This was our second visit with no landline and no internet. In our experience getting things fixed in France is not a speedy business, and so it proved this time, despite my attempts to get someone out to repair the fault in the line. I realise just how much time I spend (one might say, waste) on the internet! However, it has had a fruitful effect, because without its distractions I have made good progress with the first draft of novel number 5. The finishing post is in sight, and this is the part of the whole process I find most exciting as all the plot-strands, so carefully laid down, start to come together and draw tight. It is also often one of the points where characters start to behave in unexpected ways and the story takes a turn I hadn't envisaged. A good story is a living thing - maybe that's why (for me, and I'm sure for many others) it's so engaging and engrossing. I'll report on progress here from time to time.
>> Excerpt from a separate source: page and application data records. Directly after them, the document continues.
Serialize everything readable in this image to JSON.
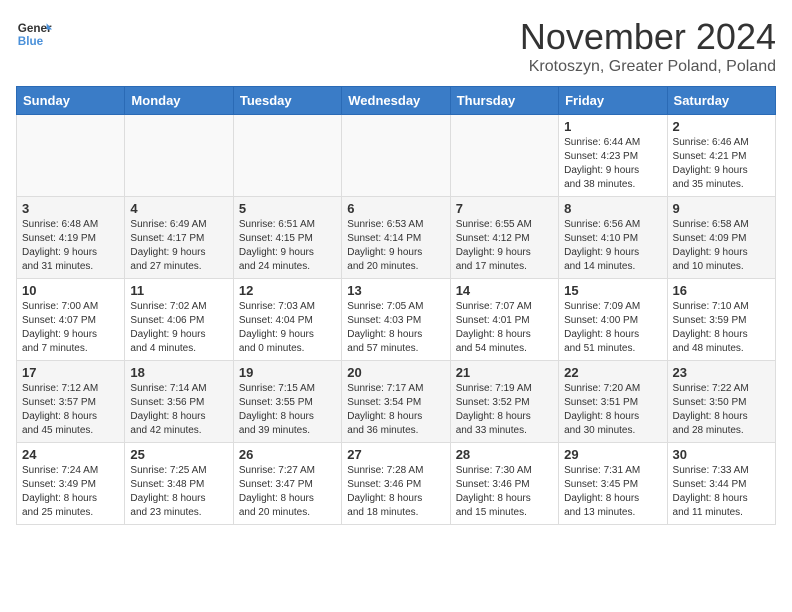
{
  "logo": {
    "text_general": "General",
    "text_blue": "Blue"
  },
  "header": {
    "month": "November 2024",
    "location": "Krotoszyn, Greater Poland, Poland"
  },
  "weekdays": [
    "Sunday",
    "Monday",
    "Tuesday",
    "Wednesday",
    "Thursday",
    "Friday",
    "Saturday"
  ],
  "weeks": [
    [
      {
        "day": "",
        "info": ""
      },
      {
        "day": "",
        "info": ""
      },
      {
        "day": "",
        "info": ""
      },
      {
        "day": "",
        "info": ""
      },
      {
        "day": "",
        "info": ""
      },
      {
        "day": "1",
        "info": "Sunrise: 6:44 AM\nSunset: 4:23 PM\nDaylight: 9 hours\nand 38 minutes."
      },
      {
        "day": "2",
        "info": "Sunrise: 6:46 AM\nSunset: 4:21 PM\nDaylight: 9 hours\nand 35 minutes."
      }
    ],
    [
      {
        "day": "3",
        "info": "Sunrise: 6:48 AM\nSunset: 4:19 PM\nDaylight: 9 hours\nand 31 minutes."
      },
      {
        "day": "4",
        "info": "Sunrise: 6:49 AM\nSunset: 4:17 PM\nDaylight: 9 hours\nand 27 minutes."
      },
      {
        "day": "5",
        "info": "Sunrise: 6:51 AM\nSunset: 4:15 PM\nDaylight: 9 hours\nand 24 minutes."
      },
      {
        "day": "6",
        "info": "Sunrise: 6:53 AM\nSunset: 4:14 PM\nDaylight: 9 hours\nand 20 minutes."
      },
      {
        "day": "7",
        "info": "Sunrise: 6:55 AM\nSunset: 4:12 PM\nDaylight: 9 hours\nand 17 minutes."
      },
      {
        "day": "8",
        "info": "Sunrise: 6:56 AM\nSunset: 4:10 PM\nDaylight: 9 hours\nand 14 minutes."
      },
      {
        "day": "9",
        "info": "Sunrise: 6:58 AM\nSunset: 4:09 PM\nDaylight: 9 hours\nand 10 minutes."
      }
    ],
    [
      {
        "day": "10",
        "info": "Sunrise: 7:00 AM\nSunset: 4:07 PM\nDaylight: 9 hours\nand 7 minutes."
      },
      {
        "day": "11",
        "info": "Sunrise: 7:02 AM\nSunset: 4:06 PM\nDaylight: 9 hours\nand 4 minutes."
      },
      {
        "day": "12",
        "info": "Sunrise: 7:03 AM\nSunset: 4:04 PM\nDaylight: 9 hours\nand 0 minutes."
      },
      {
        "day": "13",
        "info": "Sunrise: 7:05 AM\nSunset: 4:03 PM\nDaylight: 8 hours\nand 57 minutes."
      },
      {
        "day": "14",
        "info": "Sunrise: 7:07 AM\nSunset: 4:01 PM\nDaylight: 8 hours\nand 54 minutes."
      },
      {
        "day": "15",
        "info": "Sunrise: 7:09 AM\nSunset: 4:00 PM\nDaylight: 8 hours\nand 51 minutes."
      },
      {
        "day": "16",
        "info": "Sunrise: 7:10 AM\nSunset: 3:59 PM\nDaylight: 8 hours\nand 48 minutes."
      }
    ],
    [
      {
        "day": "17",
        "info": "Sunrise: 7:12 AM\nSunset: 3:57 PM\nDaylight: 8 hours\nand 45 minutes."
      },
      {
        "day": "18",
        "info": "Sunrise: 7:14 AM\nSunset: 3:56 PM\nDaylight: 8 hours\nand 42 minutes."
      },
      {
        "day": "19",
        "info": "Sunrise: 7:15 AM\nSunset: 3:55 PM\nDaylight: 8 hours\nand 39 minutes."
      },
      {
        "day": "20",
        "info": "Sunrise: 7:17 AM\nSunset: 3:54 PM\nDaylight: 8 hours\nand 36 minutes."
      },
      {
        "day": "21",
        "info": "Sunrise: 7:19 AM\nSunset: 3:52 PM\nDaylight: 8 hours\nand 33 minutes."
      },
      {
        "day": "22",
        "info": "Sunrise: 7:20 AM\nSunset: 3:51 PM\nDaylight: 8 hours\nand 30 minutes."
      },
      {
        "day": "23",
        "info": "Sunrise: 7:22 AM\nSunset: 3:50 PM\nDaylight: 8 hours\nand 28 minutes."
      }
    ],
    [
      {
        "day": "24",
        "info": "Sunrise: 7:24 AM\nSunset: 3:49 PM\nDaylight: 8 hours\nand 25 minutes."
      },
      {
        "day": "25",
        "info": "Sunrise: 7:25 AM\nSunset: 3:48 PM\nDaylight: 8 hours\nand 23 minutes."
      },
      {
        "day": "26",
        "info": "Sunrise: 7:27 AM\nSunset: 3:47 PM\nDaylight: 8 hours\nand 20 minutes."
      },
      {
        "day": "27",
        "info": "Sunrise: 7:28 AM\nSunset: 3:46 PM\nDaylight: 8 hours\nand 18 minutes."
      },
      {
        "day": "28",
        "info": "Sunrise: 7:30 AM\nSunset: 3:46 PM\nDaylight: 8 hours\nand 15 minutes."
      },
      {
        "day": "29",
        "info": "Sunrise: 7:31 AM\nSunset: 3:45 PM\nDaylight: 8 hours\nand 13 minutes."
      },
      {
        "day": "30",
        "info": "Sunrise: 7:33 AM\nSunset: 3:44 PM\nDaylight: 8 hours\nand 11 minutes."
      }
    ]
  ]
}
Our next visit to France will probably be in late January or early February. As plants grow from bushes into trees they need to be shaped and pruned, and I'll do it before the sap starts to rise in the spring. One day we'll have to give up our house and garden across the Channel, because it'll involve too much work for two creaky old-timers, but I hope to leave behind a park, however rough, dotted with beautiful trees.
Almost the last of the autumn colour- a berberis.

Sunday, 16 November 2014
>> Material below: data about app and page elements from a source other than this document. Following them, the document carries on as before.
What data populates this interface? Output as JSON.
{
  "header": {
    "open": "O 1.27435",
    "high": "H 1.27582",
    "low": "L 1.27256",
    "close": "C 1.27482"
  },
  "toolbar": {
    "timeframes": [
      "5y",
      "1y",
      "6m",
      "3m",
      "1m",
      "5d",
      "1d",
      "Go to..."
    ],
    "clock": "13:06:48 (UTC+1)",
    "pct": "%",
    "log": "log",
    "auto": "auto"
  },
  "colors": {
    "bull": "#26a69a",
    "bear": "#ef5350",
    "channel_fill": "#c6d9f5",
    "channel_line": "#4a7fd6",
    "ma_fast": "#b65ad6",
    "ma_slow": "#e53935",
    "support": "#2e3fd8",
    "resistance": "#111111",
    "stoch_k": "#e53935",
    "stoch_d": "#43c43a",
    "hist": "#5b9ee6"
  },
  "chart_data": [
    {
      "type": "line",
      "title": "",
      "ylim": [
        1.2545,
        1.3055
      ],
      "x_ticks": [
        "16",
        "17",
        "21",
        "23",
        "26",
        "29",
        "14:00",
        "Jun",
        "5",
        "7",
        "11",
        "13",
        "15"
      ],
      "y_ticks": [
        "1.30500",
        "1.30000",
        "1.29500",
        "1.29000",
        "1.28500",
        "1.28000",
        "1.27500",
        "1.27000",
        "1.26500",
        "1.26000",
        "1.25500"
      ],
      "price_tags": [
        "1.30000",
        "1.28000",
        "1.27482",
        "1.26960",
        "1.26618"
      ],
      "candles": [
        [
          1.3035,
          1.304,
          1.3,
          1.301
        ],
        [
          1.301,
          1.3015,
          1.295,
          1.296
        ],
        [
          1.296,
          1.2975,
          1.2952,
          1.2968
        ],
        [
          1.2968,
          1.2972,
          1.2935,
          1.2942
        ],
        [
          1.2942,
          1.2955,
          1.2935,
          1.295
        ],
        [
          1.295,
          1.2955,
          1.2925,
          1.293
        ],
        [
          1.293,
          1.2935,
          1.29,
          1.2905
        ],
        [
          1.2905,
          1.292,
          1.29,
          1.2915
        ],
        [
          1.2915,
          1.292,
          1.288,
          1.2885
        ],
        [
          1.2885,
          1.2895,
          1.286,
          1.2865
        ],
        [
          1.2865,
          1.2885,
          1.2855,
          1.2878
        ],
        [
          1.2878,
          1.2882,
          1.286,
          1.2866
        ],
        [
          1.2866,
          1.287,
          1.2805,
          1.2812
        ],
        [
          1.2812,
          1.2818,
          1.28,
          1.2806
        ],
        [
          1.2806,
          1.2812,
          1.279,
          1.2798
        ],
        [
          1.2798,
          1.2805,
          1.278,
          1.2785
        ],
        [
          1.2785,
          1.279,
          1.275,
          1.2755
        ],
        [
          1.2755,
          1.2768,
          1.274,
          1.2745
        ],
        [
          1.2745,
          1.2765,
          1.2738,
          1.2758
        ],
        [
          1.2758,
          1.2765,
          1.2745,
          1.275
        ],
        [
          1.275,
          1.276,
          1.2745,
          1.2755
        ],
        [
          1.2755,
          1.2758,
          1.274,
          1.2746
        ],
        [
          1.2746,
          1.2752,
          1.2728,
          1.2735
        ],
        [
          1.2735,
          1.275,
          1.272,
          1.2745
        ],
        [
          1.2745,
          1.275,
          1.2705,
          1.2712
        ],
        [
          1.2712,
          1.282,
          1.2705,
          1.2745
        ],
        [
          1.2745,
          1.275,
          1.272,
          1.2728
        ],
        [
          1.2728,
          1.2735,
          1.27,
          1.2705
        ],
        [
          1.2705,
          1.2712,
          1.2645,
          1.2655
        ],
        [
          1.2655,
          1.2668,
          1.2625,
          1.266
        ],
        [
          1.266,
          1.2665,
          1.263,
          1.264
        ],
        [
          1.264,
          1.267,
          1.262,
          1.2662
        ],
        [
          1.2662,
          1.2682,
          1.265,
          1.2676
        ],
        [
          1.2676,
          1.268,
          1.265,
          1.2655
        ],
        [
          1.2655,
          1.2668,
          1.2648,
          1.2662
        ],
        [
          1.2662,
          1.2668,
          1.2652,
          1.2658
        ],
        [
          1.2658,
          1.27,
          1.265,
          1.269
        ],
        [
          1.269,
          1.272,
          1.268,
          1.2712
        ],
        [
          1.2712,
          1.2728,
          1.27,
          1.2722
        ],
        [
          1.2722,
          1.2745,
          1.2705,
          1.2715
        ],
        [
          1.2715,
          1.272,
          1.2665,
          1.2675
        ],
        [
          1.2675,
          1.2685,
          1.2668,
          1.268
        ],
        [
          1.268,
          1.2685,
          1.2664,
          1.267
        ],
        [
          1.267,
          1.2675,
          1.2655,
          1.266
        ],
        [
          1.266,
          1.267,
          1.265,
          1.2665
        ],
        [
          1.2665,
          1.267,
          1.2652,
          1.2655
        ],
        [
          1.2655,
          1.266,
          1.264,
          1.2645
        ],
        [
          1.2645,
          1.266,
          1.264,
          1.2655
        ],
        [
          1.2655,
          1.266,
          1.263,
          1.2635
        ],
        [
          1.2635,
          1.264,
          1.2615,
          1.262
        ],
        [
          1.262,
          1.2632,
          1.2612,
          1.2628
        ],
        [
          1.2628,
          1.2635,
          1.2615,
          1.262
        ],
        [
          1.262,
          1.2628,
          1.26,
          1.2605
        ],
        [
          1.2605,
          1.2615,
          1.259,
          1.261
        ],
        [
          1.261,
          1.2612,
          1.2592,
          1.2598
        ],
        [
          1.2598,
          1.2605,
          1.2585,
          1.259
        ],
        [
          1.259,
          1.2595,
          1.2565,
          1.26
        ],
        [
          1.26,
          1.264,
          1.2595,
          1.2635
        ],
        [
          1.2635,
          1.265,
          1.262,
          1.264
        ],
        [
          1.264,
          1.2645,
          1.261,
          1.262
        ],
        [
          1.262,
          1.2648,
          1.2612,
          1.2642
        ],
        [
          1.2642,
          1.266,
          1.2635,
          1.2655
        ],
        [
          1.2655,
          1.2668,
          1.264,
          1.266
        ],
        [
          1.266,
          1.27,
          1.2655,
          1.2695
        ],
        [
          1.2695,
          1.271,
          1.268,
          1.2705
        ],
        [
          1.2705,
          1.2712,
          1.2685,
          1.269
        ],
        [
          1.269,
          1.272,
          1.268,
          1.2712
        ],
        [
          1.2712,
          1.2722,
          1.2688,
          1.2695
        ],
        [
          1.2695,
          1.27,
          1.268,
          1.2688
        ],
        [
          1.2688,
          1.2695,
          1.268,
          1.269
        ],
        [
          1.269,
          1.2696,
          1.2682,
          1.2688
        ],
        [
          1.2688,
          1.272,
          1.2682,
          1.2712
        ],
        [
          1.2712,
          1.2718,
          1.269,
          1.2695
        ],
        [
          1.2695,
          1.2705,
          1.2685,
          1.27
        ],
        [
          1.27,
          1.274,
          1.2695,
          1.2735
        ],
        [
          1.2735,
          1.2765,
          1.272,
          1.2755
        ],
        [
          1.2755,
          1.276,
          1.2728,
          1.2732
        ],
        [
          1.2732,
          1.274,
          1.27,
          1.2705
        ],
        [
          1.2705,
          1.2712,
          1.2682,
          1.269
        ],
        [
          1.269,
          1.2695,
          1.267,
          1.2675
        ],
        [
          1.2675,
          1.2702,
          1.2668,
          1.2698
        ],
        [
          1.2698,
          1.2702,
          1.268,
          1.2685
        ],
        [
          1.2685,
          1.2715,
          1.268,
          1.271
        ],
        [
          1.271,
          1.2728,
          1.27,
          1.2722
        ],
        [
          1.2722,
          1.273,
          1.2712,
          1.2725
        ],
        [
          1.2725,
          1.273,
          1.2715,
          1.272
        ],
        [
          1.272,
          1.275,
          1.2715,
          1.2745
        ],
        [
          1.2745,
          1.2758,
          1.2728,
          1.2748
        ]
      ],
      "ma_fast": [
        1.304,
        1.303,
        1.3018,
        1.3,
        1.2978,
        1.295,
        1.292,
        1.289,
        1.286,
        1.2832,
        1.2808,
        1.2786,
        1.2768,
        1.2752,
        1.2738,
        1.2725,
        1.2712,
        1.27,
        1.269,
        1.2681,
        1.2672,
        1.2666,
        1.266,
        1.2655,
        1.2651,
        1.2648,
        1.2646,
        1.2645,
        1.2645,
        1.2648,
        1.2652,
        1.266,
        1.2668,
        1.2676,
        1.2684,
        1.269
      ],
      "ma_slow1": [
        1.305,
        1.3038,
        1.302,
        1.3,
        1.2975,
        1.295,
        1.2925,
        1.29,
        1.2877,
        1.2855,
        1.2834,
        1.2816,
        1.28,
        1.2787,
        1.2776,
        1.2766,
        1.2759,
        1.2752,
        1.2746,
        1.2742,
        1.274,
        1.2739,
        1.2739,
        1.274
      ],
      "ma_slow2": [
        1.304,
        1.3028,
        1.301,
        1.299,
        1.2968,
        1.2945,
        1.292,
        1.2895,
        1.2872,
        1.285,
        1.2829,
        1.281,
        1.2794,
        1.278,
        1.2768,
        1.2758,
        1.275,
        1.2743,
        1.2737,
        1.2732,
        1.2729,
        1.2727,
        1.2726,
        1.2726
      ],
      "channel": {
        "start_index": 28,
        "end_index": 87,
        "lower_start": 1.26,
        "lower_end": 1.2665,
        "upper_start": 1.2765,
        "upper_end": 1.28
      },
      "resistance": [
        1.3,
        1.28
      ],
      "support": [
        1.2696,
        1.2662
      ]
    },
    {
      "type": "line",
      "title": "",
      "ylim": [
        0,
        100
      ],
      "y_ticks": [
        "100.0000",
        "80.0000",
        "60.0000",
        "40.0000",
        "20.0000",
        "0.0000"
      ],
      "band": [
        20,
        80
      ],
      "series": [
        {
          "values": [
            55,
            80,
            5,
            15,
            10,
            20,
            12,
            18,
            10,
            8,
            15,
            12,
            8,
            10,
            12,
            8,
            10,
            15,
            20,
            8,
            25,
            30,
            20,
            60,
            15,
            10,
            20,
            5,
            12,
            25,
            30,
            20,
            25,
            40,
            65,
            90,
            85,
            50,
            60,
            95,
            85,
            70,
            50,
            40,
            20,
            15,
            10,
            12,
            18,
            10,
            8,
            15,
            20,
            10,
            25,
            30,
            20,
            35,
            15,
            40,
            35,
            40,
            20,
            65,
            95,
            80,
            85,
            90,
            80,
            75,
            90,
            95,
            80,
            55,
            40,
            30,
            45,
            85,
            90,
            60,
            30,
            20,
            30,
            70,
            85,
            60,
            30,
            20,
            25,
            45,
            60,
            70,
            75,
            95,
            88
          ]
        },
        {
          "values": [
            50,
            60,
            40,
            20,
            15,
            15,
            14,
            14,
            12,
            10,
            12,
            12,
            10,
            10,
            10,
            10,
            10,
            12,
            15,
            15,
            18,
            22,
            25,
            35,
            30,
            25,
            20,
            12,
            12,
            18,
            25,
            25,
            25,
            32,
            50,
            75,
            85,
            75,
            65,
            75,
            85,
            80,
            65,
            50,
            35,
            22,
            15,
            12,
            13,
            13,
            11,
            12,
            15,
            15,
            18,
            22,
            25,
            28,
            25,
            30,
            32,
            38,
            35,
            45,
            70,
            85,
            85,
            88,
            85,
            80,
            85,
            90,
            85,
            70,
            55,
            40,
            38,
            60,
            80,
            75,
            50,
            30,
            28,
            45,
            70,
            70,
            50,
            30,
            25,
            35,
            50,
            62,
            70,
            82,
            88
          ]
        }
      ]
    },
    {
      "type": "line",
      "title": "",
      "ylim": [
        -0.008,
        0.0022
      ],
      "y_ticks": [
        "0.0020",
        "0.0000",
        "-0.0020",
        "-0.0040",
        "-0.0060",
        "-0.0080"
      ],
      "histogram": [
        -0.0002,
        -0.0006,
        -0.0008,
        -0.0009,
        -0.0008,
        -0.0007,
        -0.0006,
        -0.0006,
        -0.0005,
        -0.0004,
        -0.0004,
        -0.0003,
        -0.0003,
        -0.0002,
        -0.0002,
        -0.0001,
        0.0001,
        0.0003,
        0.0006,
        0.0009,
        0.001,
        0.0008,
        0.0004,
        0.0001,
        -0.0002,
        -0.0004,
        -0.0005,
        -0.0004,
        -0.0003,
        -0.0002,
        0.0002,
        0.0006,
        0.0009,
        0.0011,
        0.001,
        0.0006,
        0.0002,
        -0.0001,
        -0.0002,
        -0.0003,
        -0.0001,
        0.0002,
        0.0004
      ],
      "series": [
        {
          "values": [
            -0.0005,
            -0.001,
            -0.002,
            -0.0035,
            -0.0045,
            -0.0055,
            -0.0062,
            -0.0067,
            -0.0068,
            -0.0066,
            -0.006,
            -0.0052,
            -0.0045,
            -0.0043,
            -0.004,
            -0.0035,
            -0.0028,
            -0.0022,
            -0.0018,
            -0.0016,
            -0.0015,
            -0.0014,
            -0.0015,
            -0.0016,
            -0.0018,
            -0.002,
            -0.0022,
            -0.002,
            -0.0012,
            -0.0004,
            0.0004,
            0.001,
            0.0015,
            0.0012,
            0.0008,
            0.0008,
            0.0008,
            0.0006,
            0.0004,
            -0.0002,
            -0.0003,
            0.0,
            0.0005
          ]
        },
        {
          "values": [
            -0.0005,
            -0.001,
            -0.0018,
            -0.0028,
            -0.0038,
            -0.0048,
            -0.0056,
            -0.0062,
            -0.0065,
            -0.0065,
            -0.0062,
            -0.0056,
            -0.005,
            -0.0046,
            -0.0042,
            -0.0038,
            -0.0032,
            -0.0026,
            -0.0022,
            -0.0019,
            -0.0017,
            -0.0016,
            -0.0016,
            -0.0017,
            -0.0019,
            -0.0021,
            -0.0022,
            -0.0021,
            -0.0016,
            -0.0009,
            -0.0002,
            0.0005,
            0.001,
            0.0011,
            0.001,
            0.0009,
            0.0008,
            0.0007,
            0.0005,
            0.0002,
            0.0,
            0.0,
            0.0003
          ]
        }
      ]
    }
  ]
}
A Shed in a Cucumber Field is launched



I held a bit of a party last Saturday to celebrate the 'coming-out' of my new novel.  It was a good evening following a long day and I am tired, but what really stands out for me is the realisation of just how blessed I am with loyal friends:absolutely priceless.








With fellow-author Susan Pope ('Lighter than Air.')
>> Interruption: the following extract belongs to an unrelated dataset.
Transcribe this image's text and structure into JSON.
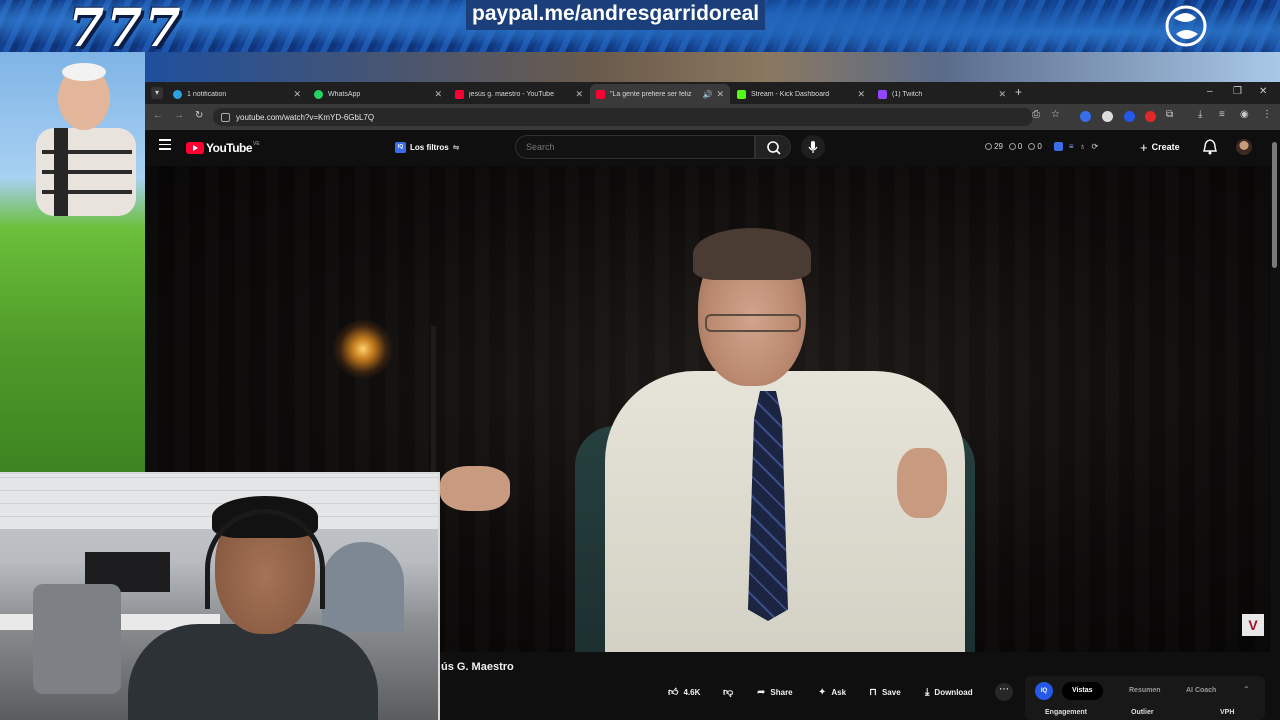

Friends and supporters
                                                                                                         

                                                       




                                       

Saturday, 8 November 2014

Progress

As it happened, happily my books vanished from the internet for only a few hours. A rescue package was made available to affected authors and I hope and trust the books are now safe and available around the globe. It was certainly a bad few hours. Bad for longer, sadly, for the company and its loyal employees: no quick fix for them.
This episode made me think about the worst things that could happen, and in what order of  devastating effect. For me, it came to this: first  would be to lose my faith; that would be a disaster of immeasurable proportions and eternal effect. Then, like most of us, to lose a family member or close friend - or my dog, come to that. Perhaps next might come some physical disaster, such as the chimney falling off our house in France, or one of the big trees coming down and taking the roof with it. But clearly losing years of work would be up there too, very close.
We are sometimes asked to consider what would be our dream come true; more rarely what our worst case might be. I wonder how you would answer this rather sobering question.

Friday, 7 November 2014

Important news

I have just heard that the company which has published all my books has ceased trading, owing to competition from a well-known internet giant. This of course is a disaster for me and many other authors. I hope in due course to have my books back in circulation and available online but this will take time. Meanwhile you will as of now find me nowhere on the internet! I do not plan to stop writing, nor to making my books available, but patience will be needed. I will post any progress here.